“Schools participating in the Scholarship Program know that student achievement is paramount, and all schools are accountable under this system,” said State School Superintendent John White. “The system establishes a common bar for performance across our state and includes swift consequences when programs don’t work for kids.”
To measure schools’ rates of success, the Department of Education will calculate a Scholarship Cohort Index (SCI), which will be similar to a public school’s School Performance Score. The SCI will only measure the results of students participating in the program and will not measure the school’s performance with students not in the Scholarship Program, according to DOE reports.
Starting with the 2012-2013 school year, SCIs will be released after the school year in which they are based. If a school receives an SCI below 50 (on a scale of 150) based on the second year of participation or any year after that, the school will not enroll additional scholarship recipients for the next school year. Students attending a participating school that receives a score below 50, in any year, will have priority admission to attend another participating school the following year. A minimum expected SCI of 50 is consistent with the new public school accountability system in which a School Performance Score of 50 is considered academically unacceptable.
Following four years of program participation, and in any period of four school years thereafter, if a participating school has scored below 50 for the majority of years in which it received an SCI, the school will not be able to enroll new scholarship recipients until it achieves a score above 50 and a satisfactory quality review by the Department of Education.
This policy mirrors consequences allowed for public schools following four consecutive years of low performance.
Additionally, in all schools BESE and the Department will ensure that approved nonpublic schools maintain a quality curriculum as prescribed for similar public schools and periodically will conduct reviews to determine whether the nonpublic school is maintaining quality.
If a participating school is found to have demonstrated gross or persisted lack of basic academic competence, the school may be declared ineligible to participate.
“We want and need to be accountable to parents and to the state,” said Dr. Jan Daniel Lancaster, Superintendent of Catholic Schools, Archdiocese of New Orleans. “We look forward to continuing to work with the state to incorporate the accountability system for scholarship students enrolling in our New Orleans area Catholic schools.”
Lancaster has stated in the past that participation in the program by New Orleans Archdiocesan Catholic schools, which include those in St. John and St. Charles Parishes, is up to the individual school.
“The challenge facing the Department of Education has been to create standards that facilitate a reasonable degree of oversight without unfairly limiting the options available to parents or unduly burdening private schools.
These accountability provisions appear to successfully strike this delicate balance. This is further evidence that Louisiana continues to move in the right direction on K-12 education reform and great news for the thousands of families poised to benefit from school choice,” said Kevin P. Kane, President, Pelican Institute for Public Policy.
“LABI and the business community support the creation of this strong accountability policy for the Student Scholarships for Educational Excellence Program.

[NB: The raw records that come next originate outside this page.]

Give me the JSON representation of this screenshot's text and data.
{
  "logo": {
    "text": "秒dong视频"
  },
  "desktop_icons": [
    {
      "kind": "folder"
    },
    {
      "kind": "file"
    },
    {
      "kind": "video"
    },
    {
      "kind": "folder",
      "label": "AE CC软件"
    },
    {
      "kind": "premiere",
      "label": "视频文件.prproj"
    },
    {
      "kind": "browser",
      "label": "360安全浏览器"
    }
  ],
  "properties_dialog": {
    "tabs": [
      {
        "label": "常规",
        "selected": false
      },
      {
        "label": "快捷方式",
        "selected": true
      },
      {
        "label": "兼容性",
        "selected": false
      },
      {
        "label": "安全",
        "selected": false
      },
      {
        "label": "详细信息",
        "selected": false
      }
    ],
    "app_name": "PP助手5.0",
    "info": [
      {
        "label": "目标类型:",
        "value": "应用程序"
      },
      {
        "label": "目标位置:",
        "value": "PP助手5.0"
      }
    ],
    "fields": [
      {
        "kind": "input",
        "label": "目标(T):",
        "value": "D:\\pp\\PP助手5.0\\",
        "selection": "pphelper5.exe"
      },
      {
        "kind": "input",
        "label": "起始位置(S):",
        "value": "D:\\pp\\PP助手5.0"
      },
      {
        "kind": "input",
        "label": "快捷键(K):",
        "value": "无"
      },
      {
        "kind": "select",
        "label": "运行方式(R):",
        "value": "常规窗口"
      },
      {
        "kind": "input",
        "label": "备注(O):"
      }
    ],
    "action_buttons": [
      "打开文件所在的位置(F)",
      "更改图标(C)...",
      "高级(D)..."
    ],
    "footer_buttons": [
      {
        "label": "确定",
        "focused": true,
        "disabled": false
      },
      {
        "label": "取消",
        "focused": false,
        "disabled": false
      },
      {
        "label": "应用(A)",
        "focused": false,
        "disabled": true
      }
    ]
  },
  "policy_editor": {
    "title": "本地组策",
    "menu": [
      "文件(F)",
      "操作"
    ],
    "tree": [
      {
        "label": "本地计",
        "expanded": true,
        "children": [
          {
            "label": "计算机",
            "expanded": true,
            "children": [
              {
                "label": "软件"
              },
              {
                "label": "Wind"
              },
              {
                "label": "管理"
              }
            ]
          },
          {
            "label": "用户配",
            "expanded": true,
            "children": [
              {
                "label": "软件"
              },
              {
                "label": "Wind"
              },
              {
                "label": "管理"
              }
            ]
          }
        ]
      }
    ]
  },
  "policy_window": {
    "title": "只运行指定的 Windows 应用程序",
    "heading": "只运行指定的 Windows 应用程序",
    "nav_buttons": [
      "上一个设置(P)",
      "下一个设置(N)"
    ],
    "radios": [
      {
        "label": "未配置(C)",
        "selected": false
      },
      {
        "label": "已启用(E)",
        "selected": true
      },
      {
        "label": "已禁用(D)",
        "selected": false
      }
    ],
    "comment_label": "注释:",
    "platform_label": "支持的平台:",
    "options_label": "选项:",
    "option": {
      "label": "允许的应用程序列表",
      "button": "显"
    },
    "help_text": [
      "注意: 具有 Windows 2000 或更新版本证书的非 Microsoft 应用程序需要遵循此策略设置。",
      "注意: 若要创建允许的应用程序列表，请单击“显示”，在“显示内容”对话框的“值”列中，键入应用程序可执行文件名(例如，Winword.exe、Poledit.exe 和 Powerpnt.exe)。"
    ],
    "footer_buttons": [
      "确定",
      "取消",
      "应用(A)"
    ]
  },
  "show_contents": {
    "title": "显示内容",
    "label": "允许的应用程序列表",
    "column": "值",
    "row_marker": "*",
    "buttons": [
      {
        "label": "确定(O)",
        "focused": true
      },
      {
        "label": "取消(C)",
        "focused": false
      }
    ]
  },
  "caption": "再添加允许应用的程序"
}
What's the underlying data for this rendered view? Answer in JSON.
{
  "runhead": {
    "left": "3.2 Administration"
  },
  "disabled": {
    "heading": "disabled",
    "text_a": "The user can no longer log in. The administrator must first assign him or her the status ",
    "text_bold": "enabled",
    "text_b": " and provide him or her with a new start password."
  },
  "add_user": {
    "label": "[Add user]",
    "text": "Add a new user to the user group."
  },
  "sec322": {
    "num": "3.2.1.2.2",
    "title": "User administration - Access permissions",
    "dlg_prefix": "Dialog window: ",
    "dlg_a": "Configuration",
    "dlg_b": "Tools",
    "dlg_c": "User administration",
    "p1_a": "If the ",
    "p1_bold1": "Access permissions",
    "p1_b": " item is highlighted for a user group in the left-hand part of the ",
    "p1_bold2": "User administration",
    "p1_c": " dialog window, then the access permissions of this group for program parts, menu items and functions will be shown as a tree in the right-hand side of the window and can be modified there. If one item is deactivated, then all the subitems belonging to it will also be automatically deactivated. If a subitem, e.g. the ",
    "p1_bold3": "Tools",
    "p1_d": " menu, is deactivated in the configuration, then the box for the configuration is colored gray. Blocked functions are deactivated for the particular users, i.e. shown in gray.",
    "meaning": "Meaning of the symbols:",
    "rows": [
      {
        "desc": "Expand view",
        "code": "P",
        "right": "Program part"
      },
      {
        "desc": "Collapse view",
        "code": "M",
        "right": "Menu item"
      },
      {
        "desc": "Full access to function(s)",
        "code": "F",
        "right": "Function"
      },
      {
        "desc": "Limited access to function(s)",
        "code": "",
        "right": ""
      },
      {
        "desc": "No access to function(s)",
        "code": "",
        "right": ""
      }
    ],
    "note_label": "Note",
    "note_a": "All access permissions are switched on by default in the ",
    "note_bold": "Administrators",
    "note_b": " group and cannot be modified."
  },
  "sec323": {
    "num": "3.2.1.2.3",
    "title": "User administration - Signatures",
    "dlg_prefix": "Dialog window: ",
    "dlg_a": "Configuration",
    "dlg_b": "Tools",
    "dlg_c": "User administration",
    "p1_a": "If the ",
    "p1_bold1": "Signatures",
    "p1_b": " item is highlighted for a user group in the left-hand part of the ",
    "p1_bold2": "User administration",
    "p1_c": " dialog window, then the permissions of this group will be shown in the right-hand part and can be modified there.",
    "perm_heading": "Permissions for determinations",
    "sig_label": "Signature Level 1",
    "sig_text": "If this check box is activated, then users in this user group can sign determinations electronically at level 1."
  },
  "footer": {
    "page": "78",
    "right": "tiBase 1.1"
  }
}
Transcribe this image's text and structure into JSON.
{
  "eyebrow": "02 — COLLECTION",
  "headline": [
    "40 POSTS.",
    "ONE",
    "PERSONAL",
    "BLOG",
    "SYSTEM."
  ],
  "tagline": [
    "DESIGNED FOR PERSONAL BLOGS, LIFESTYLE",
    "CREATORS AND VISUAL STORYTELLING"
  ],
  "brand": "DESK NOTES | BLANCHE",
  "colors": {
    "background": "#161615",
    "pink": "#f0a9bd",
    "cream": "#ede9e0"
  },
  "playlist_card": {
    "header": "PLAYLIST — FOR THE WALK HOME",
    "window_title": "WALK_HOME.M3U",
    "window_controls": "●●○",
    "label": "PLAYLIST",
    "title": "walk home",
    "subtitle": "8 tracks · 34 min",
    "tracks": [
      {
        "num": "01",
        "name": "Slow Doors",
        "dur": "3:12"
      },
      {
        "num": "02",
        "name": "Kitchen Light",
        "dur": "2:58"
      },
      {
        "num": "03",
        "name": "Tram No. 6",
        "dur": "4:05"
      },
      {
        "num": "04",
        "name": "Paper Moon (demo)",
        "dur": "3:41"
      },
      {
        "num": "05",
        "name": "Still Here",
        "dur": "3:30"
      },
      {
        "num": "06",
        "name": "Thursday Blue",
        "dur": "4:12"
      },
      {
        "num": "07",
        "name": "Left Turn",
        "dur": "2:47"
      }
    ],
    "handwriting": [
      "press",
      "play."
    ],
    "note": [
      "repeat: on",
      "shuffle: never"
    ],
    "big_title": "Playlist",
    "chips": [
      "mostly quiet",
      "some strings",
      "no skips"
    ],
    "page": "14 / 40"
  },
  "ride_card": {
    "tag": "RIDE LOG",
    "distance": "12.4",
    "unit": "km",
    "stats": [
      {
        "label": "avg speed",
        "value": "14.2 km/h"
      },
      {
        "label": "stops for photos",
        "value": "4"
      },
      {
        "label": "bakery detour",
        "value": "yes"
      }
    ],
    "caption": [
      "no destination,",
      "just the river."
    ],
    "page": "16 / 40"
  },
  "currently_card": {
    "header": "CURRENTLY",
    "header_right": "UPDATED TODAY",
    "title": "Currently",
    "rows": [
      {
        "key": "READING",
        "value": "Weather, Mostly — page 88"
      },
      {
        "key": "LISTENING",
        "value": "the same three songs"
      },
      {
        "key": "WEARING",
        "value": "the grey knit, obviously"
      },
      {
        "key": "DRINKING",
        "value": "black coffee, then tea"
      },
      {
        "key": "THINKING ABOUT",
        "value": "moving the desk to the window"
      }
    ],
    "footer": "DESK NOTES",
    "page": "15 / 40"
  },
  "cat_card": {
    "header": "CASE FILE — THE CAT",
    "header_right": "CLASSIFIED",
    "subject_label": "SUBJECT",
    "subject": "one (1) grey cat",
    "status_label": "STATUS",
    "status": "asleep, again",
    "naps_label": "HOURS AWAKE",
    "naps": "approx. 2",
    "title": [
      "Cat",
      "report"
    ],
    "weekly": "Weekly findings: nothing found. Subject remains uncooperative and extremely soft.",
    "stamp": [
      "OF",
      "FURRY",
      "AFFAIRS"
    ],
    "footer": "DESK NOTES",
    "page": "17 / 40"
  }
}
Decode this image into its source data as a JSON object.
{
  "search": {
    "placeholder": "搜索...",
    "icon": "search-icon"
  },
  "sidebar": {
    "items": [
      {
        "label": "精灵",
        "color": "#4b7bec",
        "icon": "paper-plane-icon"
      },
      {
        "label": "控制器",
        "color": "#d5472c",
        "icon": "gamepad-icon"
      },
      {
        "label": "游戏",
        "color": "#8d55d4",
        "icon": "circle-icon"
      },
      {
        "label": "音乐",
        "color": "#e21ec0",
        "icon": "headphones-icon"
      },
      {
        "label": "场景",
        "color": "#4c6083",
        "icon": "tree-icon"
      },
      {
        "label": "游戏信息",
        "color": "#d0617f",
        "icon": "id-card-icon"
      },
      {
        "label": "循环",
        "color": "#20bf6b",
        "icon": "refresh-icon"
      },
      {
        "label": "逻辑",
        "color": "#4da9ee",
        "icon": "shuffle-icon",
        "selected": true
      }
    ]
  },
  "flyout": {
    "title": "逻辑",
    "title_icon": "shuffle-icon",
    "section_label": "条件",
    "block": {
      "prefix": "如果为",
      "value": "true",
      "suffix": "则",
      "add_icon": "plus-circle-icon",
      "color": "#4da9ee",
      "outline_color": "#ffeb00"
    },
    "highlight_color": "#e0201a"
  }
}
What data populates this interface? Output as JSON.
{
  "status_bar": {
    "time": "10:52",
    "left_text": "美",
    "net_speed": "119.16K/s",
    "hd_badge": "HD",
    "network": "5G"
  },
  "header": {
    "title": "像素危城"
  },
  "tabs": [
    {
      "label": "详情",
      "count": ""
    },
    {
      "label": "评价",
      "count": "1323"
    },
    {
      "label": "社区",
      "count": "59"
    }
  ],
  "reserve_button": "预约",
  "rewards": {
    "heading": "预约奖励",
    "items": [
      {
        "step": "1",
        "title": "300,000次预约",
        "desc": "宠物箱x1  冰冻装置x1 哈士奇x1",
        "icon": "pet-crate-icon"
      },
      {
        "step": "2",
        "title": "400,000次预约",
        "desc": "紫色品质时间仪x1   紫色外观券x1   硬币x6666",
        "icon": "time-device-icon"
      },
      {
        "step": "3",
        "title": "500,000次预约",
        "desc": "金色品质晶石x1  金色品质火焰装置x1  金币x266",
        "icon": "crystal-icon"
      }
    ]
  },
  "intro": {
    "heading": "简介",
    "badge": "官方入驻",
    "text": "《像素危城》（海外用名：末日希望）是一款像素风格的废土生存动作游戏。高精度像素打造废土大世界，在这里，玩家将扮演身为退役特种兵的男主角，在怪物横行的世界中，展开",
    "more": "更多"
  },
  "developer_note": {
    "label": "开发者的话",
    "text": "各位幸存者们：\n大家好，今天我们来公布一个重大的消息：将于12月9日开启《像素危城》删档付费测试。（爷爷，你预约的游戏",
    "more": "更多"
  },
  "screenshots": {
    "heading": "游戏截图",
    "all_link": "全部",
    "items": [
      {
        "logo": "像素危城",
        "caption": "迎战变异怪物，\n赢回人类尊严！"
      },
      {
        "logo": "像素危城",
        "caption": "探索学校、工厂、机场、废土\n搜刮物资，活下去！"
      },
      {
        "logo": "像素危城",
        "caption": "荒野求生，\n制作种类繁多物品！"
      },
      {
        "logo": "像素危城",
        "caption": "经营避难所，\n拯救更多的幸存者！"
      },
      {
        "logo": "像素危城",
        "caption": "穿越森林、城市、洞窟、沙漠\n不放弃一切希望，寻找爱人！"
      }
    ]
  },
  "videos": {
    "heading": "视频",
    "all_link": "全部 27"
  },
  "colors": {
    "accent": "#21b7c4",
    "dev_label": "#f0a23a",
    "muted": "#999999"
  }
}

“LABI supports maximum school choice, but with choice comes responsibility, transparency, and consequences, and this policy includes all three of those important components. They will help us to create and expand quality educational opportunities for Louisiana students, and our entire state will benefit in the future from what we are doing today,” said Dan Juneau, Louisiana Association of Business and Industry President.